In a statement, Foreign Secretary Margaret Beckett said it had been agreed with the US authorities that he would be returned to the UK shortly.

The move followed extensive discussions over security implications, she said.

"The UK will continue to take the necessary measures to maintain national and international security," Mrs Beckett added.

She said discussions with Americans had gone on for one year.


Mr al-Rawi, a businessman from New Malden in south-west London, was arrested along with his Jordanian business partner, Jamil el-Banna, on a business trip to Gambia in 2002 on suspicion of links to terrorism.

Kingston and Surbiton MP Edward Davey, who has been campaigning on behalf of his constituent, welcomed the news.

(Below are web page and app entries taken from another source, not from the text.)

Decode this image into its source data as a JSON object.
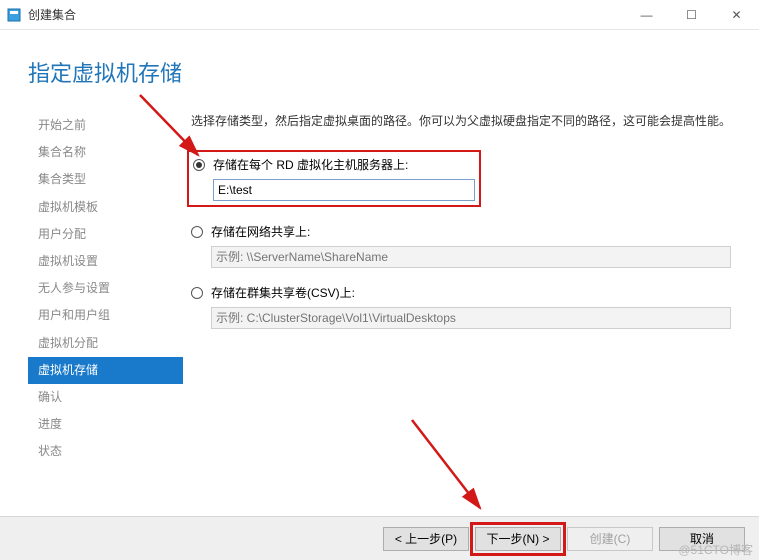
{
  "window": {
    "title": "创建集合",
    "controls": {
      "min": "—",
      "max": "☐",
      "close": "✕"
    }
  },
  "page_title": "指定虚拟机存储",
  "sidebar": {
    "items": [
      {
        "label": "开始之前"
      },
      {
        "label": "集合名称"
      },
      {
        "label": "集合类型"
      },
      {
        "label": "虚拟机模板"
      },
      {
        "label": "用户分配"
      },
      {
        "label": "虚拟机设置"
      },
      {
        "label": "无人参与设置"
      },
      {
        "label": "用户和用户组"
      },
      {
        "label": "虚拟机分配"
      },
      {
        "label": "虚拟机存储"
      },
      {
        "label": "确认"
      },
      {
        "label": "进度"
      },
      {
        "label": "状态"
      }
    ],
    "active_index": 9
  },
  "main": {
    "description": "选择存储类型，然后指定虚拟桌面的路径。你可以为父虚拟硬盘指定不同的路径，这可能会提高性能。",
    "options": [
      {
        "label": "存储在每个 RD 虚拟化主机服务器上:",
        "value": "E:\\test",
        "placeholder": "",
        "checked": true,
        "enabled": true
      },
      {
        "label": "存储在网络共享上:",
        "value": "",
        "placeholder": "示例: \\\\ServerName\\ShareName",
        "checked": false,
        "enabled": false
      },
      {
        "label": "存储在群集共享卷(CSV)上:",
        "value": "",
        "placeholder": "示例: C:\\ClusterStorage\\Vol1\\VirtualDesktops",
        "checked": false,
        "enabled": false
      }
    ]
  },
  "footer": {
    "prev": "< 上一步(P)",
    "next": "下一步(N) >",
    "create": "创建(C)",
    "cancel": "取消"
  },
  "watermark": "@51CTO博客"
}
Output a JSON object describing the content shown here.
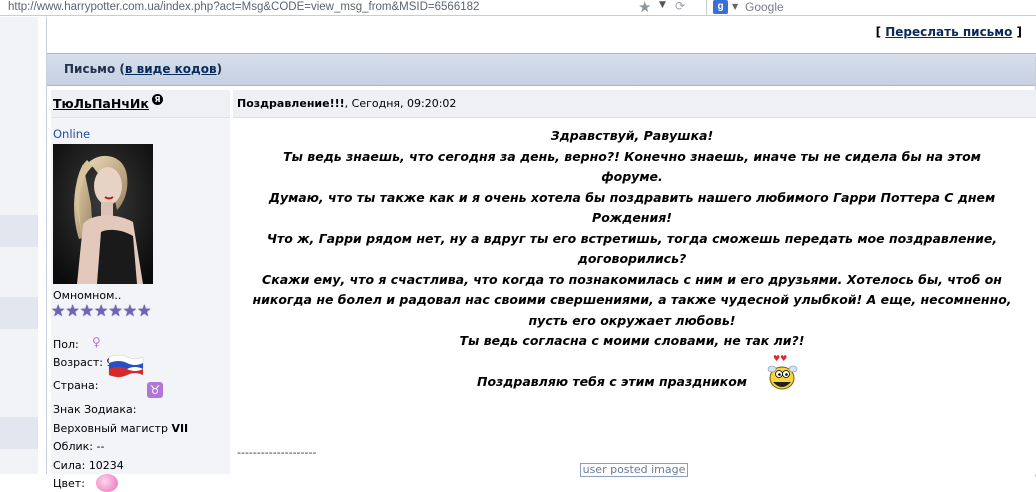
{
  "browser": {
    "url": "http://www.harrypotter.com.ua/index.php?act=Msg&CODE=view_msg_from&MSID=6566182",
    "search_engine": "Google",
    "search_badge": "g"
  },
  "actions": {
    "open": "[",
    "forward_label": "Переслать письмо",
    "close": "]"
  },
  "header": {
    "title": "Письмо (",
    "codes_link": "в виде кодов",
    "title_end": ")"
  },
  "author": {
    "nick": "ТюЛьПаНчИк",
    "badge": "Я",
    "status": "Online",
    "rank": "Омномном..",
    "stars_count": 7,
    "gender_label": "Пол:",
    "age_label": "Возраст:",
    "age_value": "99",
    "country_label": "Страна:",
    "zodiac_label": "Знак Зодиака:",
    "zodiac_sign": "♉",
    "title_text": "Верховный магистр",
    "title_level": "VII",
    "look_label": "Облик:",
    "look_value": "--",
    "power_label": "Сила:",
    "power_value": "10234",
    "color_label": "Цвет:"
  },
  "message": {
    "subject": "Поздравление!!!",
    "date": ", Сегодня, 09:20:02",
    "body_lines": [
      "Здравствуй, Равушка!",
      "Ты ведь знаешь, что сегодня за день, верно?! Конечно знаешь, иначе ты не сидела бы на этом",
      "форуме.",
      "Думаю, что ты также как и я очень хотела бы поздравить нашего любимого Гарри Поттера С днем",
      "Рождения!",
      "Что ж, Гарри рядом нет, ну а вдруг ты его встретишь, тогда сможешь передать мое поздравление,",
      "договорились?",
      "Скажи ему, что я счастлива, что когда то познакомилась с ним и его друзьями. Хотелось бы, чтоб он",
      "никогда не болел и радовал нас своими свершениями, а также чудесной улыбкой! А еще, несомненно,",
      "пусть его окружает любовь!",
      "Ты ведь согласна с моими словами, не так ли?!"
    ],
    "closing": "Поздравляю тебя с этим праздником",
    "signature_divider": "--------------------",
    "user_image_label": "user posted image"
  },
  "colors": {
    "header_bg": "#c5d0e1",
    "link": "#0b2a5c",
    "online": "#1d4fa6"
  }
}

"I am relieved that after nearly five years in prison without charge or trial, my constituent is now being released from Guantanamo Bay," he said.

Mr Davey said that everything he had learned from Mr al-Rawi's family, lawyers and government officials showed he was not and never had been a "threat to national or international security".

Jamil el-Banna
Omar Deghayes
Shaker Abdur-Raheem Aamer
Binyam Mohammed al Habashi
Ahmed Errachidi
Ahmed Belbacha
Abdulnour Sameur
Mohammad al-Qadir
Saiid Farhi
*List of known detainees compiled by Reprieve

"Bisher's family have suffered hugely and I am utterly delighted for them that their loved one will soon be returning," he said.

His family issued a brief statement, saying: "We are obviously delighted Bisher is coming home but until he is actually back with us, we don't want to say anything else."

Amnesty International UK said Mr al-Rawi's release was a "huge relief", but said the UK had played a "shadowy role" in Mr Al-Rawi and Mr el-Banna's arrests, and urged an independent inquiry into any UK complicity with Guantanamo detentions.

"These men should also be entitled to reparation from the US for their unlawful imprisonment," said director Kate Allen.

The British government now have a clear moral duty to intervene on behalf of Jamil
Sarah Teather, MP

The group also urged the UK government to make "strong representations" for the return of at least seven other UK residents still held at the camp.

Zachary Katznelson, of UK charity Reprieve, visited Mr al-Rawi in Guantanamo last month.

"He has been in isolation now 13 months and it has taken its toll on him. But he was doing much better because the end was in sight and that was giving him strength," he said.

Mr al-Rawi reportedly came to England in 1985 after his father was arrested by Saddam Hussein's secret police.

He had lived in the UK for nearly 20 years. His immediate family are UK nationals, but he retained Iraqi citizenship.

There has been no signal that his friend, Mr el-Banna, will also be released.

In January, his 10-year-old son joined a Downing Street protest urging the prime minister to lobby for both men's release.

His MP, Sarah Teather, for Brent East, said: "Both have been detained and tortured with no respect for international law.

"The British government now have a clear moral duty to intervene on behalf of Jamil."

The BBC is not responsible for the content of external internet sites

Has China's housing bubble burst?
How the world's oldest clove tree defied an empire
Why Royal Ballet principal Sergei Polunin quit


Americas Africa Europe Middle East South Asia Asia Pacific